Part of this fightback is to right a terrible wrong and honor Ben Davis. Even though he made an enormous contribution to the people of Harlem, for justice and freedom for all of humanity, there is not even a streetlamp named after him. It’s time to right this wrong by:
•Naming a street after Ben Davis (for starters)
•Bringing this injustice to the City Council, calling on its members to recognize Davis’ contribution and start the process reversing his unlawful removal
•Starting a legal project to take an honest look at the Smith Act and to start removing the effects of such terrible, repressive laws.
Please join with us to help the “Committee to Honor Benjamin J. Davis” succeed in this worthy cause.
As Davis’ one-time campaign slogan put it, “The future belongs to the people.” But for that to happen we have to fight for it. So let us unite in a struggle for a great future.
Voices honoring Davis:
“Davis’ message is just as important today as ever, given the tighter control of the media and when you think about the social injustices that are taking place, not only in our city, but throughout this country.”
Bill Perkins, N.Y. City Council deputy majority leader
“Ben Davis had been indicted in the middle of his second campaign. Davis’ election during that period was a stunning victory in the struggle for democracy.”
Dr. Gerald Meyer, historian
“Ben Davis was a role model for those of us who felt that something was wrong with a system where certain people were making all the money, and other people were starving, dying of not getting health care, dying of not getting nutrition.”
Frank Barbaro, former N.Y. state assemblyman and N.Y. Supreme Court judge
“He and I attended a meeting with John Lewis [in the 1960s], then head of the Student Non-violent Coordinating Committee, and we organized a number of young people, Black and white, to go on Freedom Rides.”
Daniel Rubin, member of the CPUSA national board
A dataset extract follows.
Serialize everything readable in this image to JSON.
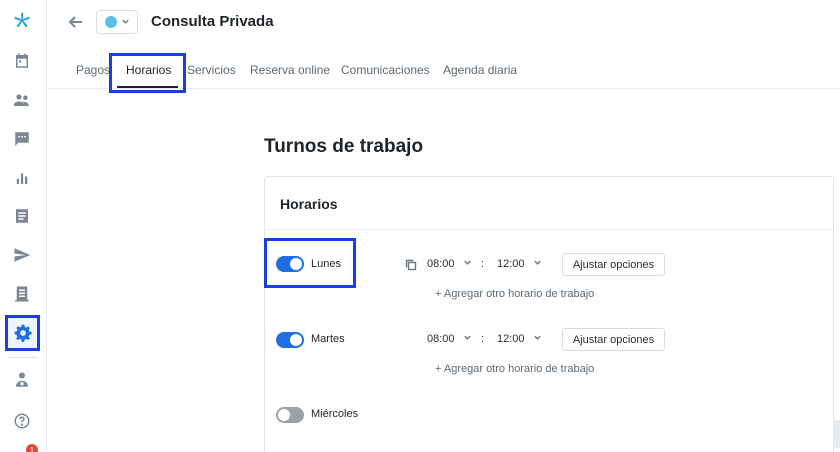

“The Bush administration and its allies, including the mayor of New York, today represent the same social interests as the McCarthyites did in the 1940s and ’50s. If Ben Davis were alive today, he’d be a part of the electoral struggle to defeat them.”
Elena Mora, N.Y. state chair of the Communist Party